→ **Work required**
In this exercise, the data must be written out exactly.

================

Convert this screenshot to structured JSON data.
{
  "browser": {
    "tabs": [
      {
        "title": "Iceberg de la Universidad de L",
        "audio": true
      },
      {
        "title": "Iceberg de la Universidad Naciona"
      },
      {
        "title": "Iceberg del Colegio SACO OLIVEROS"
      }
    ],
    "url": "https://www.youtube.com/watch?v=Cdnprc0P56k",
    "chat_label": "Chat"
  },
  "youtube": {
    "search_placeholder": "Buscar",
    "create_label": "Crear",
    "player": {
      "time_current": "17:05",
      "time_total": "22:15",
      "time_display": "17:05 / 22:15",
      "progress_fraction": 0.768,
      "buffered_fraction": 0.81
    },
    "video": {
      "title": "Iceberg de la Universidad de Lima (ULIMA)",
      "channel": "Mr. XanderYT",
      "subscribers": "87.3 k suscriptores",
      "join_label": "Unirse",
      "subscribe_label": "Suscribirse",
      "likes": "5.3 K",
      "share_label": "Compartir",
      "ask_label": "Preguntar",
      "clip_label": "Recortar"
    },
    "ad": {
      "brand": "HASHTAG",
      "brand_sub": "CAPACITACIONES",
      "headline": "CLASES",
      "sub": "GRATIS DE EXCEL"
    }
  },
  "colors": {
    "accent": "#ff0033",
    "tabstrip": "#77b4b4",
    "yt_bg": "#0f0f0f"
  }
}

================

→ **Response for this exercise**
Convert this screenshot to structured JSON data.
{
  "browser": {
    "tabs": [
      {
        "title": "Iceberg de la Universidad de L",
        "audio": true
      },
      {
        "title": "Iceberg de la Universidad Naciona"
      },
      {
        "title": "Iceberg del Colegio SACO OLIVEROS"
      }
    ],
    "url": "https://www.youtube.com/watch?v=Cdnprc0P56k",
    "chat_label": "Chat"
  },
  "youtube": {
    "search_placeholder": "Buscar",
    "create_label": "Crear",
    "player": {
      "time_current": "17:05",
      "time_total": "22:15",
      "time_display": "17:05 / 22:15",
      "progress_fraction": 0.768,
      "buffered_fraction": 0.81
    },
    "video": {
      "title": "Iceberg de la Universidad de Lima (ULIMA)",
      "channel": "Mr. XanderYT",
      "subscribers": "87.3 k suscriptores",
      "join_label": "Unirse",
      "subscribe_label": "Suscribirse",
      "likes": "5.3 K",
      "share_label": "Compartir",
      "ask_label": "Preguntar",
      "clip_label": "Recortar"
    },
    "ad": {
      "brand": "HASHTAG",
      "brand_sub": "CAPACITACIONES",
      "headline": "CLASES",
      "sub": "GRATIS DE EXCEL"
    }
  },
  "colors": {
    "accent": "#ff0033",
    "tabstrip": "#77b4b4",
    "yt_bg": "#0f0f0f"
  }
}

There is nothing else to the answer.